What the task requires »
Send every record back word for word.

Excerpts from an interface dataset:
══════════════════════════════

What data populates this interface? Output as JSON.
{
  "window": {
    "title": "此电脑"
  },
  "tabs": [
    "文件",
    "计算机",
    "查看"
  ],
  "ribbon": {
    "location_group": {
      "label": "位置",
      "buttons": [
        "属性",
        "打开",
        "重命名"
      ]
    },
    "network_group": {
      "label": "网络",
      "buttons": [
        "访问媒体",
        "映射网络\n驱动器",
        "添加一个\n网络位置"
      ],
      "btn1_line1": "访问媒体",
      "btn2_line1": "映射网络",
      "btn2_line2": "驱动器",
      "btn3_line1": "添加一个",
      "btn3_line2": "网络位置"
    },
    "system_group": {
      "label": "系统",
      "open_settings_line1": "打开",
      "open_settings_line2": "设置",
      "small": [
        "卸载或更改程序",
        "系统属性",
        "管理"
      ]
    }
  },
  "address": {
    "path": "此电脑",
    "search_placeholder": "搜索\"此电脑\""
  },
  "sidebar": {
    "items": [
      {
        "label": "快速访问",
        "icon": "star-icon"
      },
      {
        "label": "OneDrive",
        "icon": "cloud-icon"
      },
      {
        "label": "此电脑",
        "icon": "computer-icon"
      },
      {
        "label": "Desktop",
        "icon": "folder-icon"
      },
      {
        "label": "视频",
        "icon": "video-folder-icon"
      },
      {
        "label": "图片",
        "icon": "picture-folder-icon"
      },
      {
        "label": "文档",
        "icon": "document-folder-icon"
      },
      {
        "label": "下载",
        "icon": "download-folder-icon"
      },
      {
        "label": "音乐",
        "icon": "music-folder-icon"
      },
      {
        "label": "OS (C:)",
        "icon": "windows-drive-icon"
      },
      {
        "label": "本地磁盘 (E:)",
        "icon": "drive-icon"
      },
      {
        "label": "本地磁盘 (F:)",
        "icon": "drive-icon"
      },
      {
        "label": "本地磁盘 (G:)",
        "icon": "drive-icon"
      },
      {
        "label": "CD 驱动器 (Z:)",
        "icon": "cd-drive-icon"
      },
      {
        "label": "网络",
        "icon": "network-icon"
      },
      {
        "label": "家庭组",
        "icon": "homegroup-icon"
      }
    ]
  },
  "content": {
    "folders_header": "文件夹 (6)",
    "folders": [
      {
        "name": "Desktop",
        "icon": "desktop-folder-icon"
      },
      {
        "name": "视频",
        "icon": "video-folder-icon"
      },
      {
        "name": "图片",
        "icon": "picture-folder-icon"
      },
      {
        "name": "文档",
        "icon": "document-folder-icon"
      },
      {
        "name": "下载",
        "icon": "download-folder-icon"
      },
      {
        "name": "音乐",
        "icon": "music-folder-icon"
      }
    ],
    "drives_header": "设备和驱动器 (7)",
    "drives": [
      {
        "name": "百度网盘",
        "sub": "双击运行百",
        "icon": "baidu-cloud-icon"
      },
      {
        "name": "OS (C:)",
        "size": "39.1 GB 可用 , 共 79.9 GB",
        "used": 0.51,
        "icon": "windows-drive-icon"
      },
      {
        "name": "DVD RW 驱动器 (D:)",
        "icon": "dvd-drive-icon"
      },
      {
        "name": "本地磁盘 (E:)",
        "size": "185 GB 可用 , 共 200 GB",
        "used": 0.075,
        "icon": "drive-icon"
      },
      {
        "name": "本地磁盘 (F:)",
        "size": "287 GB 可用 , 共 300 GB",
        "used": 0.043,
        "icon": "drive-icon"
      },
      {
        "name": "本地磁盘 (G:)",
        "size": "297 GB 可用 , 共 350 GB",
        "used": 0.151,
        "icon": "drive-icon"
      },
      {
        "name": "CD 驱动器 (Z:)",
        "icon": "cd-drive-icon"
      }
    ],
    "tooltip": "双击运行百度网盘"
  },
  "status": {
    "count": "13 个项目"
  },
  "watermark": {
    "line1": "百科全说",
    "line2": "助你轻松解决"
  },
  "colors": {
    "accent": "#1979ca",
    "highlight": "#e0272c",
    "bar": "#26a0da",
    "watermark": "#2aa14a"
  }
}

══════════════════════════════

Result of this task »
What data populates this interface? Output as JSON.
{
  "window": {
    "title": "此电脑"
  },
  "tabs": [
    "文件",
    "计算机",
    "查看"
  ],
  "ribbon": {
    "location_group": {
      "label": "位置",
      "buttons": [
        "属性",
        "打开",
        "重命名"
      ]
    },
    "network_group": {
      "label": "网络",
      "buttons": [
        "访问媒体",
        "映射网络\n驱动器",
        "添加一个\n网络位置"
      ],
      "btn1_line1": "访问媒体",
      "btn2_line1": "映射网络",
      "btn2_line2": "驱动器",
      "btn3_line1": "添加一个",
      "btn3_line2": "网络位置"
    },
    "system_group": {
      "label": "系统",
      "open_settings_line1": "打开",
      "open_settings_line2": "设置",
      "small": [
        "卸载或更改程序",
        "系统属性",
        "管理"
      ]
    }
  },
  "address": {
    "path": "此电脑",
    "search_placeholder": "搜索\"此电脑\""
  },
  "sidebar": {
    "items": [
      {
        "label": "快速访问",
        "icon": "star-icon"
      },
      {
        "label": "OneDrive",
        "icon": "cloud-icon"
      },
      {
        "label": "此电脑",
        "icon": "computer-icon"
      },
      {
        "label": "Desktop",
        "icon": "folder-icon"
      },
      {
        "label": "视频",
        "icon": "video-folder-icon"
      },
      {
        "label": "图片",
        "icon": "picture-folder-icon"
      },
      {
        "label": "文档",
        "icon": "document-folder-icon"
      },
      {
        "label": "下载",
        "icon": "download-folder-icon"
      },
      {
        "label": "音乐",
        "icon": "music-folder-icon"
      },
      {
        "label": "OS (C:)",
        "icon": "windows-drive-icon"
      },
      {
        "label": "本地磁盘 (E:)",
        "icon": "drive-icon"
      },
      {
        "label": "本地磁盘 (F:)",
        "icon": "drive-icon"
      },
      {
        "label": "本地磁盘 (G:)",
        "icon": "drive-icon"
      },
      {
        "label": "CD 驱动器 (Z:)",
        "icon": "cd-drive-icon"
      },
      {
        "label": "网络",
        "icon": "network-icon"
      },
      {
        "label": "家庭组",
        "icon": "homegroup-icon"
      }
    ]
  },
  "content": {
    "folders_header": "文件夹 (6)",
    "folders": [
      {
        "name": "Desktop",
        "icon": "desktop-folder-icon"
      },
      {
        "name": "视频",
        "icon": "video-folder-icon"
      },
      {
        "name": "图片",
        "icon": "picture-folder-icon"
      },
      {
        "name": "文档",
        "icon": "document-folder-icon"
      },
      {
        "name": "下载",
        "icon": "download-folder-icon"
      },
      {
        "name": "音乐",
        "icon": "music-folder-icon"
      }
    ],
    "drives_header": "设备和驱动器 (7)",
    "drives": [
      {
        "name": "百度网盘",
        "sub": "双击运行百",
        "icon": "baidu-cloud-icon"
      },
      {
        "name": "OS (C:)",
        "size": "39.1 GB 可用 , 共 79.9 GB",
        "used": 0.51,
        "icon": "windows-drive-icon"
      },
      {
        "name": "DVD RW 驱动器 (D:)",
        "icon": "dvd-drive-icon"
      },
      {
        "name": "本地磁盘 (E:)",
        "size": "185 GB 可用 , 共 200 GB",
        "used": 0.075,
        "icon": "drive-icon"
      },
      {
        "name": "本地磁盘 (F:)",
        "size": "287 GB 可用 , 共 300 GB",
        "used": 0.043,
        "icon": "drive-icon"
      },
      {
        "name": "本地磁盘 (G:)",
        "size": "297 GB 可用 , 共 350 GB",
        "used": 0.151,
        "icon": "drive-icon"
      },
      {
        "name": "CD 驱动器 (Z:)",
        "icon": "cd-drive-icon"
      }
    ],
    "tooltip": "双击运行百度网盘"
  },
  "status": {
    "count": "13 个项目"
  },
  "watermark": {
    "line1": "百科全说",
    "line2": "助你轻松解决"
  },
  "colors": {
    "accent": "#1979ca",
    "highlight": "#e0272c",
    "bar": "#26a0da",
    "watermark": "#2aa14a"
  }
}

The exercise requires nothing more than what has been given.